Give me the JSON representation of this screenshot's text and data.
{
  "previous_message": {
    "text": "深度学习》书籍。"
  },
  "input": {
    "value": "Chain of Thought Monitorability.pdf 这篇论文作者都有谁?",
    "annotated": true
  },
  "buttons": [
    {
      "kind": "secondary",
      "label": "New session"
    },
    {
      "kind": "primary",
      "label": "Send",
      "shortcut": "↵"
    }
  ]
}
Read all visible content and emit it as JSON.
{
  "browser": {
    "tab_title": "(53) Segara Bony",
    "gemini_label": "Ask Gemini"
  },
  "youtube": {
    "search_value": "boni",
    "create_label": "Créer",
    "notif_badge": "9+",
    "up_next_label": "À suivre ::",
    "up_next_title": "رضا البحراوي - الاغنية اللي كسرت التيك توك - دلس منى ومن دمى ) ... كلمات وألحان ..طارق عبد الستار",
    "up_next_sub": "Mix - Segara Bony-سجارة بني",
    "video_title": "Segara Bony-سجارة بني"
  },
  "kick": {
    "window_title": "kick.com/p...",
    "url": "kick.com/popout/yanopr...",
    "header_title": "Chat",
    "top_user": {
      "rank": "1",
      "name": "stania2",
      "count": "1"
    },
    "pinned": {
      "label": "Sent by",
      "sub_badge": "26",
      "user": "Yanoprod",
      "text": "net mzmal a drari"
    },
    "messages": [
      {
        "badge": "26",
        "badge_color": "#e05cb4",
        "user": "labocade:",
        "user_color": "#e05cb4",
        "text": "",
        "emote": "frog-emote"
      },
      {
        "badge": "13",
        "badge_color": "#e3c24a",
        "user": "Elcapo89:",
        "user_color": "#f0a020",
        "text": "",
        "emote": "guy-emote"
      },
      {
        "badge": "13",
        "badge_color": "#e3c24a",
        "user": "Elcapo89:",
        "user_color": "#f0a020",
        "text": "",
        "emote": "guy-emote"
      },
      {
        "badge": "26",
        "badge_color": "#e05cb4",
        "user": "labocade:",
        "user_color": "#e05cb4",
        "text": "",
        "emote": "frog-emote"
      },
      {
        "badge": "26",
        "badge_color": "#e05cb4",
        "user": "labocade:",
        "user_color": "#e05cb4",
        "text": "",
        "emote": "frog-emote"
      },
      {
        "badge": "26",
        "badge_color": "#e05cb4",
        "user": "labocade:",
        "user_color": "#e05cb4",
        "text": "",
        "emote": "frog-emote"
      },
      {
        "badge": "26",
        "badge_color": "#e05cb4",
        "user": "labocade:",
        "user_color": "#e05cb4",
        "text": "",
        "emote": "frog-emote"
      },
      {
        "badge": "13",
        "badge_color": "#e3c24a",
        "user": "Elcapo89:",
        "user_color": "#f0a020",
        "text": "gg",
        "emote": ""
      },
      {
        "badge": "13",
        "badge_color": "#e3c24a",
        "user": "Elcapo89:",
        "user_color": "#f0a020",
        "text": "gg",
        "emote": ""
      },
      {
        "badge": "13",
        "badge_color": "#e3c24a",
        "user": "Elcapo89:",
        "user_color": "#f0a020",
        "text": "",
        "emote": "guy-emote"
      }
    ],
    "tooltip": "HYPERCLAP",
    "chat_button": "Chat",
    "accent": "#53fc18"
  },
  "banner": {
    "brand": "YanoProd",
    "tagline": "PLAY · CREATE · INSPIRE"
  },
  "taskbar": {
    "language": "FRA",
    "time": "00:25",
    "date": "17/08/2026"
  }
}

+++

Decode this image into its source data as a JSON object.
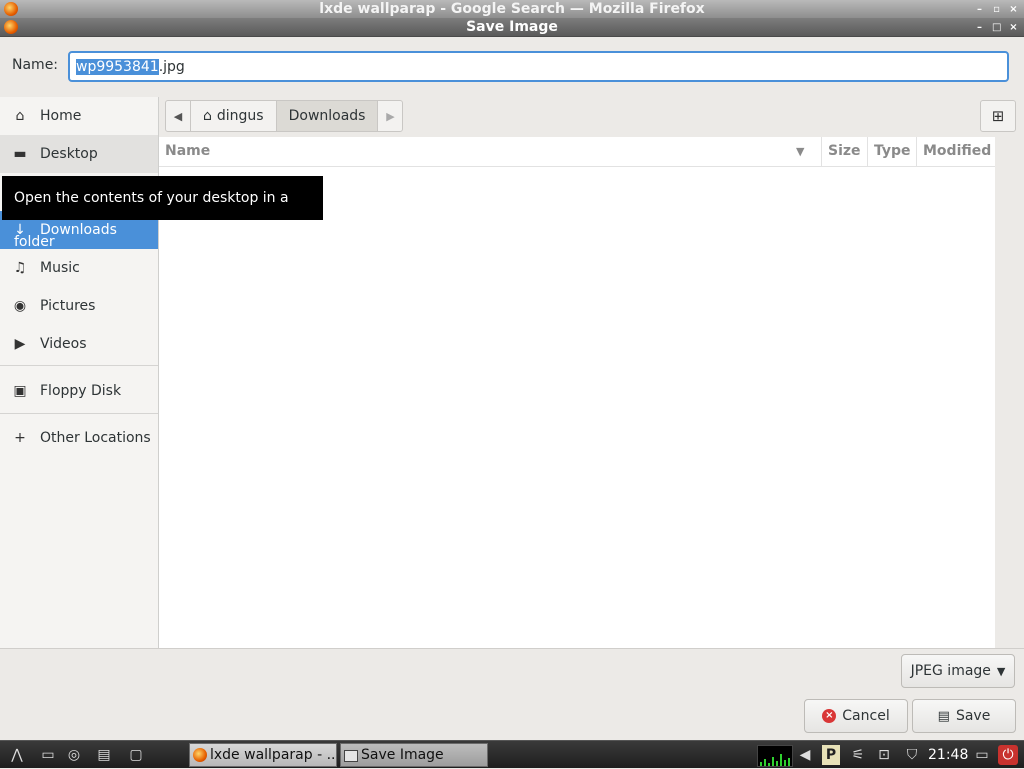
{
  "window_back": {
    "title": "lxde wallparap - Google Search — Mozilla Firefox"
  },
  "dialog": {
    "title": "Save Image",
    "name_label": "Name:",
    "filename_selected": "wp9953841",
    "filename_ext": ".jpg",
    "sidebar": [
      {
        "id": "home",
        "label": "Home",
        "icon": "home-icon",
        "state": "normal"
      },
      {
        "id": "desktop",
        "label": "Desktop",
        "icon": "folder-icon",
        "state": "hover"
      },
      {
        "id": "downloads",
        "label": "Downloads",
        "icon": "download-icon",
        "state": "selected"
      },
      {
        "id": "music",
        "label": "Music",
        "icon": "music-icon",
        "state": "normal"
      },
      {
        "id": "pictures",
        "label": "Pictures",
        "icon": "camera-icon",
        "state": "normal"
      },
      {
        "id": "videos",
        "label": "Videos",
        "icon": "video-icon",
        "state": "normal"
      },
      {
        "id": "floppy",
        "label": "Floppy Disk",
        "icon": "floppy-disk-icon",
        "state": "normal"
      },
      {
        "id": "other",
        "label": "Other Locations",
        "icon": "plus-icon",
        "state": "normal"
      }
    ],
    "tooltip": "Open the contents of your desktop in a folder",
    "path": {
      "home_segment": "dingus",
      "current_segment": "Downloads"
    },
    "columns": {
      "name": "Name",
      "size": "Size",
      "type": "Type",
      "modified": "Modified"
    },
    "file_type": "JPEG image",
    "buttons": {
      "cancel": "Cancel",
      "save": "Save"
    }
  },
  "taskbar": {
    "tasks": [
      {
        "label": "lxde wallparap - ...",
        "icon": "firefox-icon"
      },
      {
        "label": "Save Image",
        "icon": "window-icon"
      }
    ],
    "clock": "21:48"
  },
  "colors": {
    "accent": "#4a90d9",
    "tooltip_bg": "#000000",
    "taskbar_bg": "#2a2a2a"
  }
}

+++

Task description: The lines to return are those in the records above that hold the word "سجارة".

Your response:
    "up_next_sub": "Mix - Segara Bony-سجارة بني",
    "video_title": "Segara Bony-سجارة بني"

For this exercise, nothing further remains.